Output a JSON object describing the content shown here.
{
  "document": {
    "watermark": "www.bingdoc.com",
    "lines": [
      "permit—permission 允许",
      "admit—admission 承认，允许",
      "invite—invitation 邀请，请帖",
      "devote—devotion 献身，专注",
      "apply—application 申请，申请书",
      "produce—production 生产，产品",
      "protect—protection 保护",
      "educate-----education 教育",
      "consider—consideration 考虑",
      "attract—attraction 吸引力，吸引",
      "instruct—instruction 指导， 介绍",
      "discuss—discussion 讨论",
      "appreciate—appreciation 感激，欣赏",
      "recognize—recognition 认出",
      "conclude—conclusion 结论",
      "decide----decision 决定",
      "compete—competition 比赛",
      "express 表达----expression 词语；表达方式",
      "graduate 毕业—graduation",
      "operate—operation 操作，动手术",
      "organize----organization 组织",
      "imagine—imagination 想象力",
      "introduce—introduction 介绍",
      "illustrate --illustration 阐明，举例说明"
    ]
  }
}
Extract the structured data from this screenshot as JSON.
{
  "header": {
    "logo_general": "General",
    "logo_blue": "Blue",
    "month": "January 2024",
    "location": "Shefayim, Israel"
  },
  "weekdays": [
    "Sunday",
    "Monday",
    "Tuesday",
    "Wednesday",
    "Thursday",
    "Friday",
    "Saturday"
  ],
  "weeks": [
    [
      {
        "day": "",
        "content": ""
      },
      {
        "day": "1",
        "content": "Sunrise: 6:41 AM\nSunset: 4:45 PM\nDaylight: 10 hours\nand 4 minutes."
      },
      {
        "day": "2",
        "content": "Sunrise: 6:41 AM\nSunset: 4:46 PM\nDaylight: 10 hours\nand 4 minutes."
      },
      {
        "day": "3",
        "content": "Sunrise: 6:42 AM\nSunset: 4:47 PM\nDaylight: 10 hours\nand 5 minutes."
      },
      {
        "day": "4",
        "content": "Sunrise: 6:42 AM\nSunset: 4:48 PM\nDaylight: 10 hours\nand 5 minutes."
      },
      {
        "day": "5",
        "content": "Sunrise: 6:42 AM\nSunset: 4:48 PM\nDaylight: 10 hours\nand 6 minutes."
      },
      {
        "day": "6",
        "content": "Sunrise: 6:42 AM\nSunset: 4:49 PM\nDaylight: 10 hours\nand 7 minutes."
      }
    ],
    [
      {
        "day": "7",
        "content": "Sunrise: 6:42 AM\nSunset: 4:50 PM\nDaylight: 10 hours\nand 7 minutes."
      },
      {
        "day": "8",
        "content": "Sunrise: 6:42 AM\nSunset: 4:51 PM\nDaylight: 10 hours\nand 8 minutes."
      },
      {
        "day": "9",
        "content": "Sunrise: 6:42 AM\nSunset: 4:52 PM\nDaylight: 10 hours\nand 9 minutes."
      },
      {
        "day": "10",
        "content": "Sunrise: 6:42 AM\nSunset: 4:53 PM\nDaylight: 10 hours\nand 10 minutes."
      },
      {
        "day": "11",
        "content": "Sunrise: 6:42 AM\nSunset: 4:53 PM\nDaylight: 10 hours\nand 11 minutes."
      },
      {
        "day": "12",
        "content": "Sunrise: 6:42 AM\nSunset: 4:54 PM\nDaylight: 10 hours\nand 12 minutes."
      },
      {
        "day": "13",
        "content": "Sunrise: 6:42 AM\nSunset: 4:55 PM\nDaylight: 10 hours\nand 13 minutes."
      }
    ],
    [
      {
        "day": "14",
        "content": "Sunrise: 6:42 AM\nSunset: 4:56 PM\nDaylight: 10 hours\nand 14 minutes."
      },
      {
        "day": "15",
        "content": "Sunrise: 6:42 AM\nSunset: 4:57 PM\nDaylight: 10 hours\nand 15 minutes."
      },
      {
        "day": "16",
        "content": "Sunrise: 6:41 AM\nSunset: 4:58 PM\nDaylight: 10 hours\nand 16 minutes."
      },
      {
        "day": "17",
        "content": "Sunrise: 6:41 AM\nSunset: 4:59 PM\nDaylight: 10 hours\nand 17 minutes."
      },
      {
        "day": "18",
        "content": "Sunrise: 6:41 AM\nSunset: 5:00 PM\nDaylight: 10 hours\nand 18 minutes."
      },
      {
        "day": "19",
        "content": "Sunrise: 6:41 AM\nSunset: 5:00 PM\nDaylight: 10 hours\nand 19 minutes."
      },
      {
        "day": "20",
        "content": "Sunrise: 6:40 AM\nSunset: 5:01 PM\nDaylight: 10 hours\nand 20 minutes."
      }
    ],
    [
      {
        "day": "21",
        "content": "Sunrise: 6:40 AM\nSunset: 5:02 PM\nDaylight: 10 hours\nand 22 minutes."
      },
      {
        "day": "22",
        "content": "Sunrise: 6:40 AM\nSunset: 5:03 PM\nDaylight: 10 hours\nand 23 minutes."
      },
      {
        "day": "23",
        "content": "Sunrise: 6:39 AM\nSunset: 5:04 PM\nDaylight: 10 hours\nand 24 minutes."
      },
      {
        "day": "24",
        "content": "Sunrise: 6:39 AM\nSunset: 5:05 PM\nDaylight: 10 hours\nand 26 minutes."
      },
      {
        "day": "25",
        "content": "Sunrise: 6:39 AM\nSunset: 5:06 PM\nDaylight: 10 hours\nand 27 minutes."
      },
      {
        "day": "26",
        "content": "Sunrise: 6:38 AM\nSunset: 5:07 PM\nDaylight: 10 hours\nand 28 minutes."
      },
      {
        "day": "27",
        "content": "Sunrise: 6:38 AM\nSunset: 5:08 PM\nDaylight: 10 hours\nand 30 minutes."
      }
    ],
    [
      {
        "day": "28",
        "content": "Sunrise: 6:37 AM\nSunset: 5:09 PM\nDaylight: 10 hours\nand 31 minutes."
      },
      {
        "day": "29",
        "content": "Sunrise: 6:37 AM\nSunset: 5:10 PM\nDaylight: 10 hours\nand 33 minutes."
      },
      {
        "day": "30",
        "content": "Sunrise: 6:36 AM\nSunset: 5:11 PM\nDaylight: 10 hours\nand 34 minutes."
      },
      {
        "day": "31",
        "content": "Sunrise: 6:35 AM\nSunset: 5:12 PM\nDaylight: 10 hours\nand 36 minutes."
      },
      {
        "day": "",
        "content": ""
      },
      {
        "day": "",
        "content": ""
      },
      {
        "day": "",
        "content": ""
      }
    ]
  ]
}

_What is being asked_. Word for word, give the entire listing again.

_Answer below_.
Output a JSON object describing the content shown here.
{
  "document": {
    "watermark": "www.bingdoc.com",
    "lines": [
      "permit—permission 允许",
      "admit—admission 承认，允许",
      "invite—invitation 邀请，请帖",
      "devote—devotion 献身，专注",
      "apply—application 申请，申请书",
      "produce—production 生产，产品",
      "protect—protection 保护",
      "educate-----education 教育",
      "consider—consideration 考虑",
      "attract—attraction 吸引力，吸引",
      "instruct—instruction 指导， 介绍",
      "discuss—discussion 讨论",
      "appreciate—appreciation 感激，欣赏",
      "recognize—recognition 认出",
      "conclude—conclusion 结论",
      "decide----decision 决定",
      "compete—competition 比赛",
      "express 表达----expression 词语；表达方式",
      "graduate 毕业—graduation",
      "operate—operation 操作，动手术",
      "organize----organization 组织",
      "imagine—imagination 想象力",
      "introduce—introduction 介绍",
      "illustrate --illustration 阐明，举例说明"
    ]
  }
}
Extract the structured data from this screenshot as JSON.
{
  "header": {
    "logo_general": "General",
    "logo_blue": "Blue",
    "month": "January 2024",
    "location": "Shefayim, Israel"
  },
  "weekdays": [
    "Sunday",
    "Monday",
    "Tuesday",
    "Wednesday",
    "Thursday",
    "Friday",
    "Saturday"
  ],
  "weeks": [
    [
      {
        "day": "",
        "content": ""
      },
      {
        "day": "1",
        "content": "Sunrise: 6:41 AM\nSunset: 4:45 PM\nDaylight: 10 hours\nand 4 minutes."
      },
      {
        "day": "2",
        "content": "Sunrise: 6:41 AM\nSunset: 4:46 PM\nDaylight: 10 hours\nand 4 minutes."
      },
      {
        "day": "3",
        "content": "Sunrise: 6:42 AM\nSunset: 4:47 PM\nDaylight: 10 hours\nand 5 minutes."
      },
      {
        "day": "4",
        "content": "Sunrise: 6:42 AM\nSunset: 4:48 PM\nDaylight: 10 hours\nand 5 minutes."
      },
      {
        "day": "5",
        "content": "Sunrise: 6:42 AM\nSunset: 4:48 PM\nDaylight: 10 hours\nand 6 minutes."
      },
      {
        "day": "6",
        "content": "Sunrise: 6:42 AM\nSunset: 4:49 PM\nDaylight: 10 hours\nand 7 minutes."
      }
    ],
    [
      {
        "day": "7",
        "content": "Sunrise: 6:42 AM\nSunset: 4:50 PM\nDaylight: 10 hours\nand 7 minutes."
      },
      {
        "day": "8",
        "content": "Sunrise: 6:42 AM\nSunset: 4:51 PM\nDaylight: 10 hours\nand 8 minutes."
      },
      {
        "day": "9",
        "content": "Sunrise: 6:42 AM\nSunset: 4:52 PM\nDaylight: 10 hours\nand 9 minutes."
      },
      {
        "day": "10",
        "content": "Sunrise: 6:42 AM\nSunset: 4:53 PM\nDaylight: 10 hours\nand 10 minutes."
      },
      {
        "day": "11",
        "content": "Sunrise: 6:42 AM\nSunset: 4:53 PM\nDaylight: 10 hours\nand 11 minutes."
      },
      {
        "day": "12",
        "content": "Sunrise: 6:42 AM\nSunset: 4:54 PM\nDaylight: 10 hours\nand 12 minutes."
      },
      {
        "day": "13",
        "content": "Sunrise: 6:42 AM\nSunset: 4:55 PM\nDaylight: 10 hours\nand 13 minutes."
      }
    ],
    [
      {
        "day": "14",
        "content": "Sunrise: 6:42 AM\nSunset: 4:56 PM\nDaylight: 10 hours\nand 14 minutes."
      },
      {
        "day": "15",
        "content": "Sunrise: 6:42 AM\nSunset: 4:57 PM\nDaylight: 10 hours\nand 15 minutes."
      },
      {
        "day": "16",
        "content": "Sunrise: 6:41 AM\nSunset: 4:58 PM\nDaylight: 10 hours\nand 16 minutes."
      },
      {
        "day": "17",
        "content": "Sunrise: 6:41 AM\nSunset: 4:59 PM\nDaylight: 10 hours\nand 17 minutes."
      },
      {
        "day": "18",
        "content": "Sunrise: 6:41 AM\nSunset: 5:00 PM\nDaylight: 10 hours\nand 18 minutes."
      },
      {
        "day": "19",
        "content": "Sunrise: 6:41 AM\nSunset: 5:00 PM\nDaylight: 10 hours\nand 19 minutes."
      },
      {
        "day": "20",
        "content": "Sunrise: 6:40 AM\nSunset: 5:01 PM\nDaylight: 10 hours\nand 20 minutes."
      }
    ],
    [
      {
        "day": "21",
        "content": "Sunrise: 6:40 AM\nSunset: 5:02 PM\nDaylight: 10 hours\nand 22 minutes."
      },
      {
        "day": "22",
        "content": "Sunrise: 6:40 AM\nSunset: 5:03 PM\nDaylight: 10 hours\nand 23 minutes."
      },
      {
        "day": "23",
        "content": "Sunrise: 6:39 AM\nSunset: 5:04 PM\nDaylight: 10 hours\nand 24 minutes."
      },
      {
        "day": "24",
        "content": "Sunrise: 6:39 AM\nSunset: 5:05 PM\nDaylight: 10 hours\nand 26 minutes."
      },
      {
        "day": "25",
        "content": "Sunrise: 6:39 AM\nSunset: 5:06 PM\nDaylight: 10 hours\nand 27 minutes."
      },
      {
        "day": "26",
        "content": "Sunrise: 6:38 AM\nSunset: 5:07 PM\nDaylight: 10 hours\nand 28 minutes."
      },
      {
        "day": "27",
        "content": "Sunrise: 6:38 AM\nSunset: 5:08 PM\nDaylight: 10 hours\nand 30 minutes."
      }
    ],
    [
      {
        "day": "28",
        "content": "Sunrise: 6:37 AM\nSunset: 5:09 PM\nDaylight: 10 hours\nand 31 minutes."
      },
      {
        "day": "29",
        "content": "Sunrise: 6:37 AM\nSunset: 5:10 PM\nDaylight: 10 hours\nand 33 minutes."
      },
      {
        "day": "30",
        "content": "Sunrise: 6:36 AM\nSunset: 5:11 PM\nDaylight: 10 hours\nand 34 minutes."
      },
      {
        "day": "31",
        "content": "Sunrise: 6:35 AM\nSunset: 5:12 PM\nDaylight: 10 hours\nand 36 minutes."
      },
      {
        "day": "",
        "content": ""
      },
      {
        "day": "",
        "content": ""
      },
      {
        "day": "",
        "content": ""
      }
    ]
  ]
}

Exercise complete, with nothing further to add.